YOUR ASSIGNMENT — The reply must reproduce each line below exactly.

DATA FOR THE TASK —
====
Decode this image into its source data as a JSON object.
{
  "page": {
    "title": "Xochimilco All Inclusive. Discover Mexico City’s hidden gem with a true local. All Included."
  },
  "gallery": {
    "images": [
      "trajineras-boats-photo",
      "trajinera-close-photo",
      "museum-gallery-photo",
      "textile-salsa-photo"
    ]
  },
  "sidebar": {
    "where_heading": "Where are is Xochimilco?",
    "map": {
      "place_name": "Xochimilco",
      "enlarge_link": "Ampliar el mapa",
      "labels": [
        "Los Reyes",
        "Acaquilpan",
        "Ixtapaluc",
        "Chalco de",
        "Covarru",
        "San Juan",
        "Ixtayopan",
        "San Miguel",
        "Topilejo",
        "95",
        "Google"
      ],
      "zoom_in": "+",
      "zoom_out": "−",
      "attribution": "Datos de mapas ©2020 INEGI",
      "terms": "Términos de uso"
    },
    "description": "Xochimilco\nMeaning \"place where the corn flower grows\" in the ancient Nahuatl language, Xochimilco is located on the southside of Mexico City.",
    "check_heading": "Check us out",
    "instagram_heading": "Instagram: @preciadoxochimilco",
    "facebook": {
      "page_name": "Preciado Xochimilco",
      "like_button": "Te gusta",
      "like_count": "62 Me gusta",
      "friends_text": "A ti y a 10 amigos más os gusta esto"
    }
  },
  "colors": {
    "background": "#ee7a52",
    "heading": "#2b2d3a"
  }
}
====
TASK RESPONSE —
Decode this image into its source data as a JSON object.
{
  "page": {
    "title": "Xochimilco All Inclusive. Discover Mexico City’s hidden gem with a true local. All Included."
  },
  "gallery": {
    "images": [
      "trajineras-boats-photo",
      "trajinera-close-photo",
      "museum-gallery-photo",
      "textile-salsa-photo"
    ]
  },
  "sidebar": {
    "where_heading": "Where are is Xochimilco?",
    "map": {
      "place_name": "Xochimilco",
      "enlarge_link": "Ampliar el mapa",
      "labels": [
        "Los Reyes",
        "Acaquilpan",
        "Ixtapaluc",
        "Chalco de",
        "Covarru",
        "San Juan",
        "Ixtayopan",
        "San Miguel",
        "Topilejo",
        "95",
        "Google"
      ],
      "zoom_in": "+",
      "zoom_out": "−",
      "attribution": "Datos de mapas ©2020 INEGI",
      "terms": "Términos de uso"
    },
    "description": "Xochimilco\nMeaning \"place where the corn flower grows\" in the ancient Nahuatl language, Xochimilco is located on the southside of Mexico City.",
    "check_heading": "Check us out",
    "instagram_heading": "Instagram: @preciadoxochimilco",
    "facebook": {
      "page_name": "Preciado Xochimilco",
      "like_button": "Te gusta",
      "like_count": "62 Me gusta",
      "friends_text": "A ti y a 10 amigos más os gusta esto"
    }
  },
  "colors": {
    "background": "#ee7a52",
    "heading": "#2b2d3a"
  }
}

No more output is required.